“In France, everything is denied except what is permitted. In the U.S., everything is permitted except what is denied.” Neither statement is entirely true, of course, but the ability of individuals to take care of themselves when government fails does vary considerably from place to place. The ability to seek out non-governmental alternatives, when government fails, provides a check and safety valve on government, normally leading to more social stability. The U.S. Constitution gave the federal government a very short list of enumerated powers, leaving everything else up to the “states or the people.”

Over the decades, the government has become increasingly intrusive, and individual liberties have declined largely as a result of the growth of “independent” government agencies which have become law, judge and jury unto themselves. Former general counsel of the U.S. Treasury and a senior fellow at AEI, Peter J. Wallison, has written an outstanding book, “Judicial Fortitude,” on the problem and solutions, which is well worth reading.

Historically, when government has failed them, individuals have opted-out legally or illegally. The failures of the public schools are somewhat offset by the existence of private schools.

The Veterans Administration was America’s big experiment with socialized medicine — and an ongoing failure for decades. The Trump administration finally made it legal for veterans to go to private facilities and then bill the VA when they could not get timely and quality treatment from the VA. Most countries that have some sort of national health insurance (the U.K., for example), have a parallel private system which acts as the safety valve for those willing to pay for higher quality and timely treatment for their medical problems. In places where legal private safety valves are not permitted because of government failures, black markets almost always arise to fill the need.

One reason the U.S. military has the best equipment in the world is that almost all of it is made (and much of it conceived) by private companies. In contrast, many countries have government-owned-and-operated “military industries” to provide the ships, planes, etc. that the military needs. As with any socialist enterprise, the government-owned military industry model tends to provide inferior and technologically lagging products.

There is perhaps no more restricting activity by government than the control over defining and issuing of the money. Government monopoly monies make it much easier for the government to tax and control the people. Most governments of the world now have sold more debt than they can reasonably expect to redeem. If they try to increase taxes to pay for the eventual debt service, those so targeted will likely withdraw much of their labor and capital.

At some point, government bond buyers will go on strike and refuse to buy the bonds without much higher inflation and other risk premiums. As the cost of servicing the debt rises, other government spending programs will increasingly be squeezed and, if history is a guide, at some point, the government will throw in the towel and just issue more money in the face of rising inflation until the money meltdown occurs — at which time, savings have been destroyed and the government debt is worthless.

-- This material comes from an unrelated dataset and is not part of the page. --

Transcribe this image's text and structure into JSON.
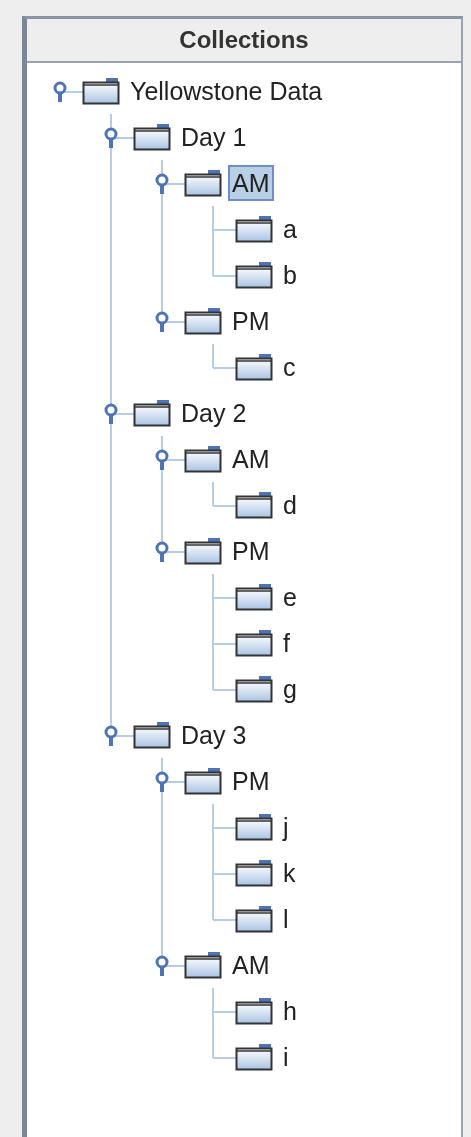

One of the basic points with cryptocurrencies is to make it very difficult for the government to know who has them, how much, and to identify what is bought and sold with them. Bitcoin is sold peer-to-peer, without an intervening bank, which makes it nearly impossible for the government to know much about transactions, except by monitoring the exchanges.

Facebook has created a consortium to issue a new cryptocurrency called Libra. Almost immediately, various regulators and central banks said they need to regulate it.

Now in an era where cryptocurrencies have gained a solid foothold, people will move their assets to cryptocurrencies with real backing (unlike Bitcoin). A true global, largely unregulated and untaxed economy will emerge to operate in parallel with the wreckage of the remains of the government-monopoly-money statist economies. Government employees will still be paid in government-issued currencies, despite falling real purchasing power, and taxes will be paid in those same currencies. The newly liberated private economy, operating with its own private cryptocurrencies, will suck out the oxygen necessary to create a truly free and dynamic global economy unrestrained by the foot of government on the economic windpipe.

Governments, including the U.S. government, were given the power and responsibility to create or at least oversee the development of “sound money.” The global political class abandoned its charge, and now have no one to blame for its coming loss of power. Asset-backed cryptocurrencies are the ultimate safety valve against abusive and incompetent governments.


Richard W. Rahn is chairman of the Institute for Global Economic Growth and Improbable Success Productions